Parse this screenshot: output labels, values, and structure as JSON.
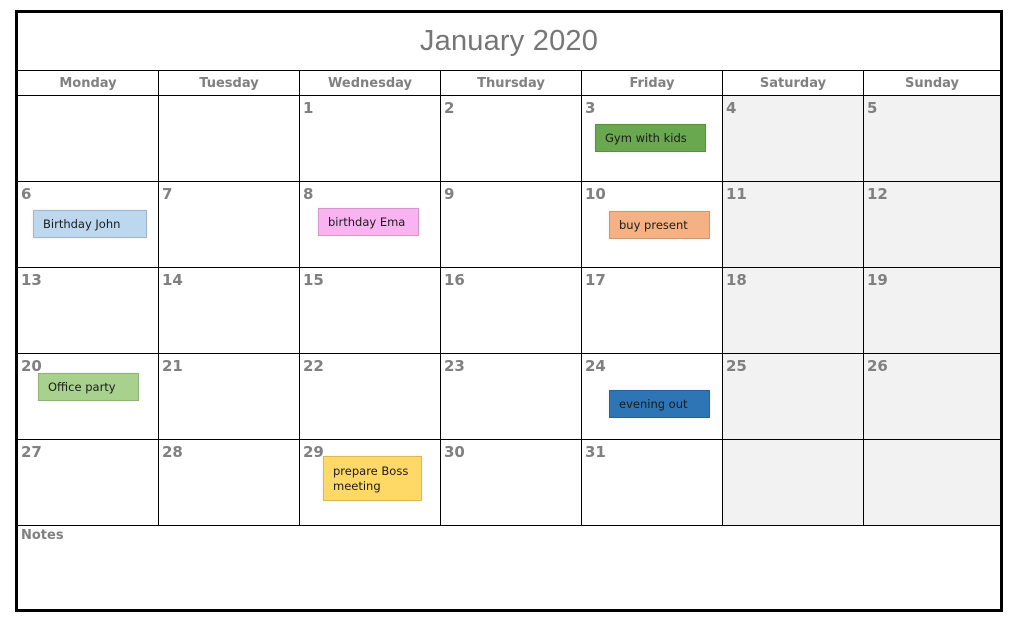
{
  "calendar": {
    "title": "January 2020",
    "weekdays": [
      "Monday",
      "Tuesday",
      "Wednesday",
      "Thursday",
      "Friday",
      "Saturday",
      "Sunday"
    ],
    "weekend_color": "#f2f2f2",
    "weeks": [
      [
        "",
        "",
        "1",
        "2",
        "3",
        "4",
        "5"
      ],
      [
        "6",
        "7",
        "8",
        "9",
        "10",
        "11",
        "12"
      ],
      [
        "13",
        "14",
        "15",
        "16",
        "17",
        "18",
        "19"
      ],
      [
        "20",
        "21",
        "22",
        "23",
        "24",
        "25",
        "26"
      ],
      [
        "27",
        "28",
        "29",
        "30",
        "31",
        "",
        ""
      ]
    ],
    "events": [
      {
        "day": "3",
        "label": "Gym with kids",
        "color": "#6aa84f"
      },
      {
        "day": "6",
        "label": "Birthday John",
        "color": "#bdd7ee"
      },
      {
        "day": "8",
        "label": "birthday Ema",
        "color": "#f9b3f0"
      },
      {
        "day": "10",
        "label": "buy present",
        "color": "#f4b183"
      },
      {
        "day": "20",
        "label": "Office party",
        "color": "#a9d18e"
      },
      {
        "day": "24",
        "label": "evening out",
        "color": "#2e75b6"
      },
      {
        "day": "29",
        "label": "prepare Boss meeting",
        "color": "#ffd966"
      }
    ],
    "notes_label": "Notes"
  }
}
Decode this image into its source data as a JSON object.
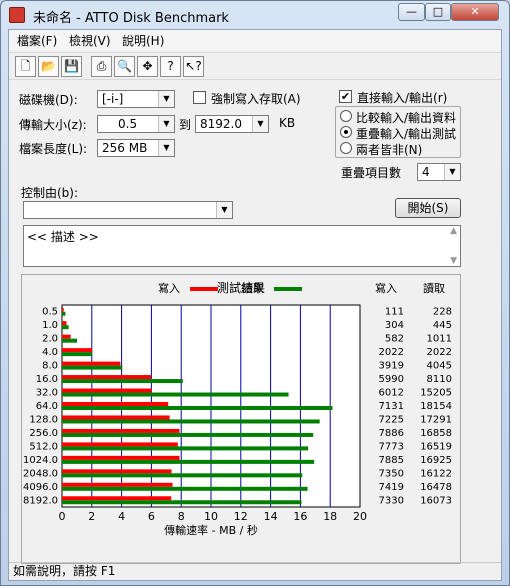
{
  "window": {
    "title": "未命名 - ATTO Disk Benchmark",
    "min": "—",
    "max": "□",
    "close": "✕"
  },
  "menu": [
    "檔案(F)",
    "檢視(V)",
    "說明(H)"
  ],
  "toolbar": [
    "new-file-icon",
    "open-folder-icon",
    "save-icon",
    "print-icon",
    "print-preview-icon",
    "move-icon",
    "help-icon",
    "context-help-icon"
  ],
  "form": {
    "drive_label": "磁碟機(D):",
    "drive_value": "[-i-]",
    "force_write_label": "強制寫入存取(A)",
    "force_write_checked": false,
    "direct_io_label": "直接輸入/輸出(r)",
    "direct_io_checked": true,
    "transfer_label": "傳輸大小(z):",
    "transfer_from": "0.5",
    "to_label": "到",
    "transfer_to": "8192.0",
    "unit": "KB",
    "length_label": "檔案長度(L):",
    "length_value": "256 MB",
    "radio_options": [
      "比較輸入/輸出資料",
      "重疊輸入/輸出測試",
      "兩者皆非(N)"
    ],
    "radio_selected": 1,
    "queue_label": "重疊項目數",
    "queue_value": "4",
    "controlled_by_label": "控制由(b):",
    "controlled_by_value": "",
    "start_button": "開始(S)",
    "description": "<<    描述    >>"
  },
  "results_title": "測試結果",
  "status": "如需說明，請按 F1",
  "chart_data": {
    "type": "bar",
    "legend": {
      "write": "寫入",
      "read": "讀取"
    },
    "colors": {
      "write": "#ff0000",
      "read": "#008000"
    },
    "xlabel": "傳輸速率 - MB / 秒",
    "xlim": [
      0,
      20
    ],
    "xticks": [
      "0",
      "2",
      "4",
      "6",
      "8",
      "10",
      "12",
      "14",
      "16",
      "18",
      "20"
    ],
    "categories": [
      "0.5",
      "1.0",
      "2.0",
      "4.0",
      "8.0",
      "16.0",
      "32.0",
      "64.0",
      "128.0",
      "256.0",
      "512.0",
      "1024.0",
      "2048.0",
      "4096.0",
      "8192.0"
    ],
    "series": [
      {
        "name": "寫入",
        "values": [
          111,
          304,
          582,
          2022,
          3919,
          5990,
          6012,
          7131,
          7225,
          7886,
          7773,
          7885,
          7350,
          7419,
          7330
        ]
      },
      {
        "name": "讀取",
        "values": [
          228,
          445,
          1011,
          2022,
          4045,
          8110,
          15205,
          18154,
          17291,
          16858,
          16519,
          16925,
          16122,
          16478,
          16073
        ]
      }
    ],
    "write_header": "寫入",
    "read_header": "讀取"
  }
}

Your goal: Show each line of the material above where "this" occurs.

Response:
Parse this screenshot: output labels, values, and structure as JSON.
Decode this image into its source data as a JSON object.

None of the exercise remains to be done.